Directions for this task: Please print every record below exactly as written, leaving out the pictures.

Recorded information:
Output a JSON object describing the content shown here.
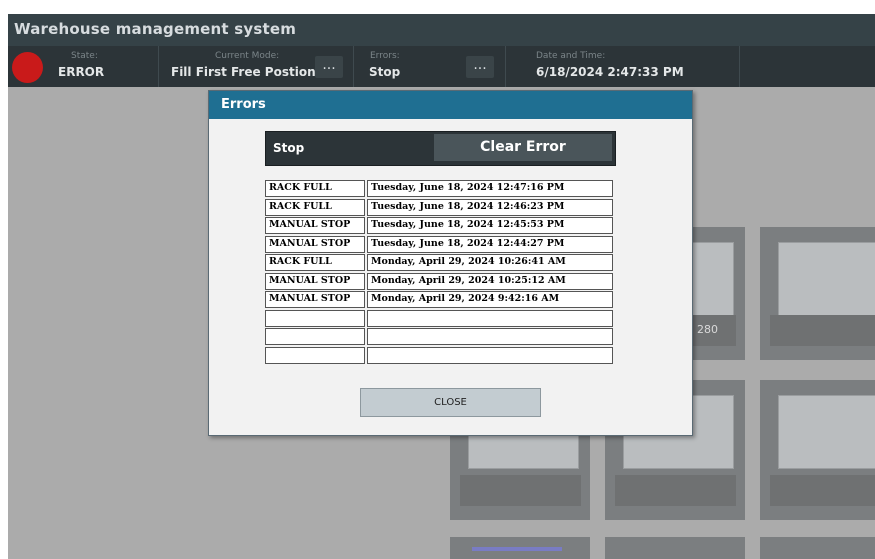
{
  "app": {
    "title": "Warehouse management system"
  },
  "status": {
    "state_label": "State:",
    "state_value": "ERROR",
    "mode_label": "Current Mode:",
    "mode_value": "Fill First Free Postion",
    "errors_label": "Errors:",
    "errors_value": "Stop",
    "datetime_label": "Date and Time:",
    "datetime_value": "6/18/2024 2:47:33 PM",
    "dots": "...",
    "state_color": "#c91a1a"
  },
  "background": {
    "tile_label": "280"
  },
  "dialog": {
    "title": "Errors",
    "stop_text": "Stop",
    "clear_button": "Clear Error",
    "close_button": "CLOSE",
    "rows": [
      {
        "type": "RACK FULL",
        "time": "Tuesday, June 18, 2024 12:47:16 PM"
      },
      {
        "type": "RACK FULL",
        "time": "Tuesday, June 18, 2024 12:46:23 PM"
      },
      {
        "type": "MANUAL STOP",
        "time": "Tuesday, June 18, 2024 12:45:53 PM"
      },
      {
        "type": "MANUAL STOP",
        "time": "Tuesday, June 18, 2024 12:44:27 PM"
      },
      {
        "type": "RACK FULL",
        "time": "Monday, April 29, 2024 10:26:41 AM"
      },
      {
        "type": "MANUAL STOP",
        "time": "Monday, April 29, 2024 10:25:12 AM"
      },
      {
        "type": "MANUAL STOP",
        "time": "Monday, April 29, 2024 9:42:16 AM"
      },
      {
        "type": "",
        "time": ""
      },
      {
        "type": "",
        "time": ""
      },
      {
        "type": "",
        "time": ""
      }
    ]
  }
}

Output for this task:
Output a JSON object describing the content shown here.
{
  "app": {
    "title": "Warehouse management system"
  },
  "status": {
    "state_label": "State:",
    "state_value": "ERROR",
    "mode_label": "Current Mode:",
    "mode_value": "Fill First Free Postion",
    "errors_label": "Errors:",
    "errors_value": "Stop",
    "datetime_label": "Date and Time:",
    "datetime_value": "6/18/2024 2:47:33 PM",
    "dots": "...",
    "state_color": "#c91a1a"
  },
  "background": {
    "tile_label": "280"
  },
  "dialog": {
    "title": "Errors",
    "stop_text": "Stop",
    "clear_button": "Clear Error",
    "close_button": "CLOSE",
    "rows": [
      {
        "type": "RACK FULL",
        "time": "Tuesday, June 18, 2024 12:47:16 PM"
      },
      {
        "type": "RACK FULL",
        "time": "Tuesday, June 18, 2024 12:46:23 PM"
      },
      {
        "type": "MANUAL STOP",
        "time": "Tuesday, June 18, 2024 12:45:53 PM"
      },
      {
        "type": "MANUAL STOP",
        "time": "Tuesday, June 18, 2024 12:44:27 PM"
      },
      {
        "type": "RACK FULL",
        "time": "Monday, April 29, 2024 10:26:41 AM"
      },
      {
        "type": "MANUAL STOP",
        "time": "Monday, April 29, 2024 10:25:12 AM"
      },
      {
        "type": "MANUAL STOP",
        "time": "Monday, April 29, 2024 9:42:16 AM"
      },
      {
        "type": "",
        "time": ""
      },
      {
        "type": "",
        "time": ""
      },
      {
        "type": "",
        "time": ""
      }
    ]
  }
}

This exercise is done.